Gareth works in a similar fashion, except intensified by several degrees. This week was all about geography for him, considering that we got that new atlas and he's reading Guns, Germs, and Steel: The Fates of Human Societies , and writing and science fiction. He and Katydid are working on the Other Worlds curriculum together. He's also moving at a good pace through Jacobs Geometry with the aid of the Ask. Dr. Callahan DVDs and syllabus. I must say that this is a relief to both of us after all the wrestling with algebra. This week was a further focus on deductive proof.
The younger boys had a "math morning" this week... I think it was Thursday, when it stormed all morning. It wasn't planned; math was just what they wanted to work on. I do try to work on math daily with the K-3 set, but a) that's not usually a problem with Pop, who will tell you that he has a "math brain" and b) Thursday morning they just wanted to keep going with various mathematical activities.
I put out some pattern squares on the table. I made a flower. Nobody could guess what it was. (Pop: "A satellite? Radar?") FB sat down and immediately put all the squares in a battle array and then informed his brothers of the rules to the game, if they should wish to play. Of course they did, and of course they immediately protested that it wasn't fair because FB had all the soldiers. So... we spent some time figuring out how many soldiers FB actually had (beginning multiplication, multi-digit addition, regrouping, then division when he split them up). I only had to break up a few fist fights before we were finished.

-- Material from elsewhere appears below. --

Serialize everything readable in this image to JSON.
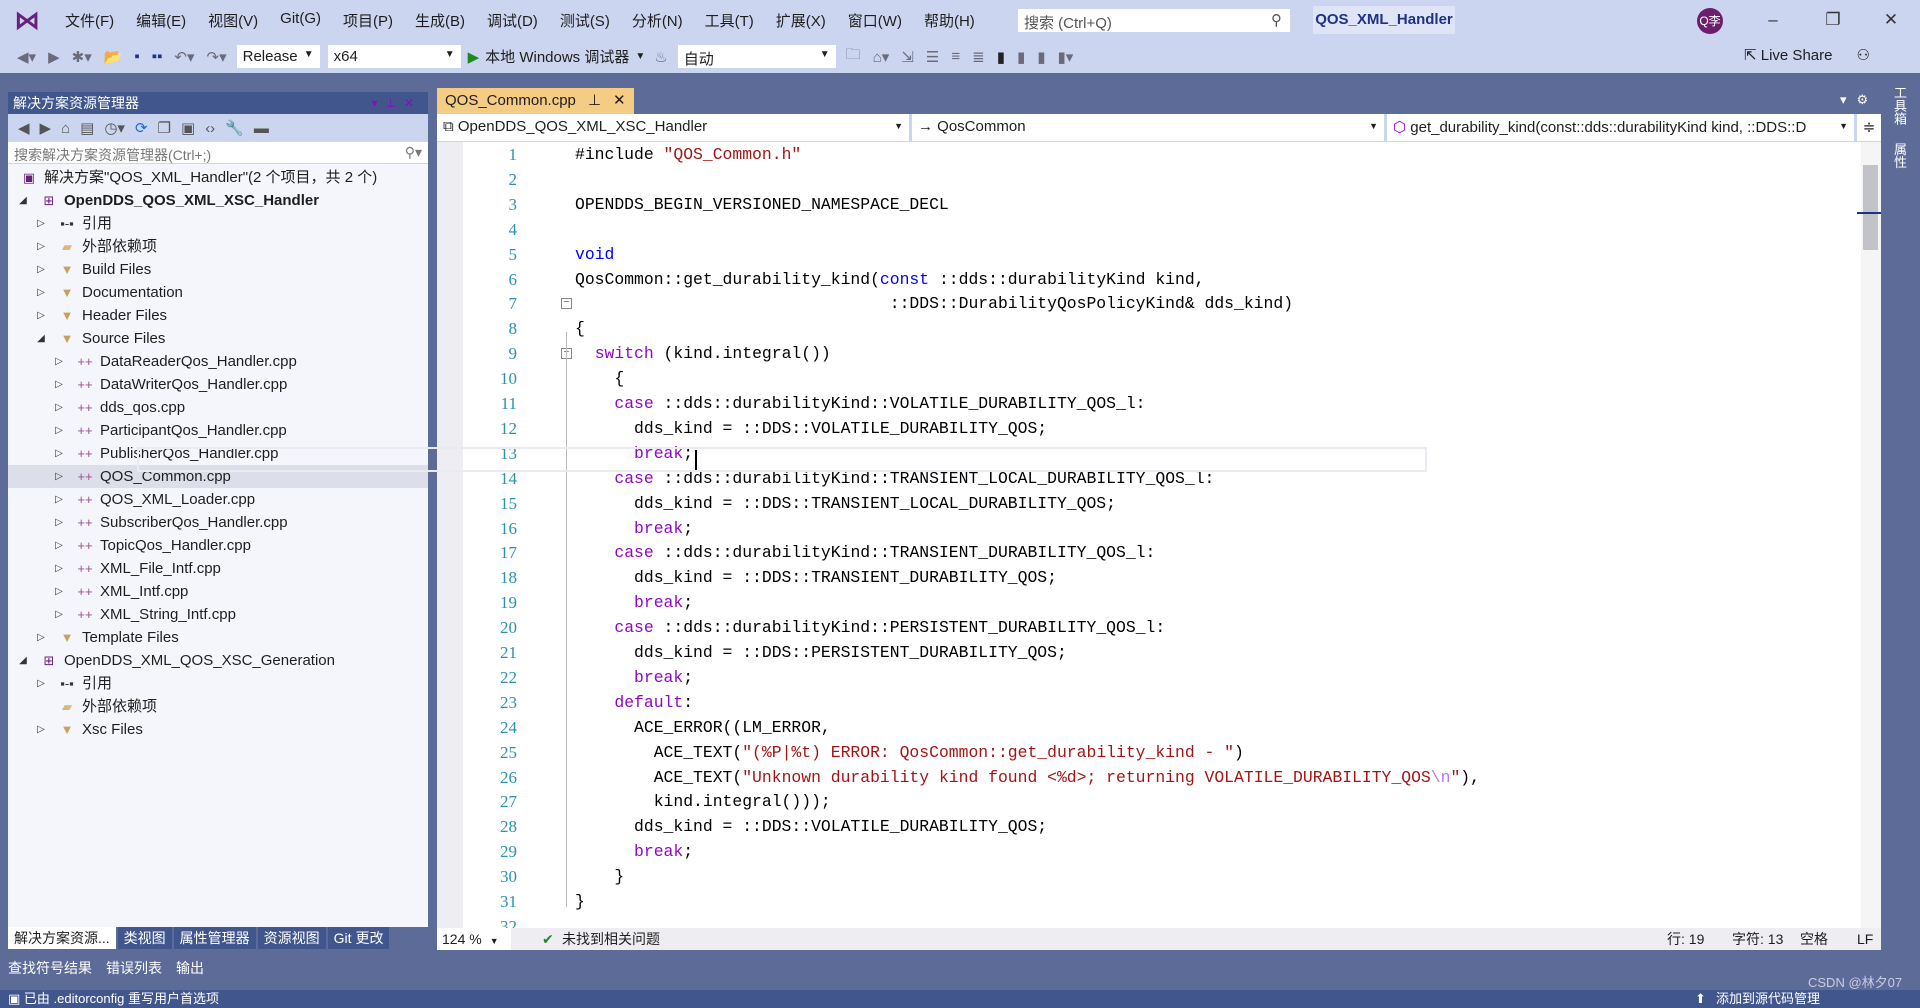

We are doing lots of schooly stuff every day, but it is still summer time. My garden this summer has become an abysmal failure -- well, "abysmal" may be a little strong, but it's a tempting word to use when squash bugs destroy half of everything you planted and even your green beans don't really bear. Anyway, there are several Bartlett pear trees in our neighborhood, and they're getting ripe this time of year, and today one of our neighbors was cutting grass for another neighbor, who has a tree loaded with pears but doesn't use them, and he said we could have the pears if the kids would come get them. So I sent the three oldest over with the cooler on wheels, and even though one cooler full was probably enough, our neighbor said the kids should dump their load and come back for more. I'm not sure how much this is -- a bushel and a half? Two bushels? Or what I'm going to do with them either, considering that Bartlett pears tend to be hard as rocks. But I figure they might be good for preserves or pear butter.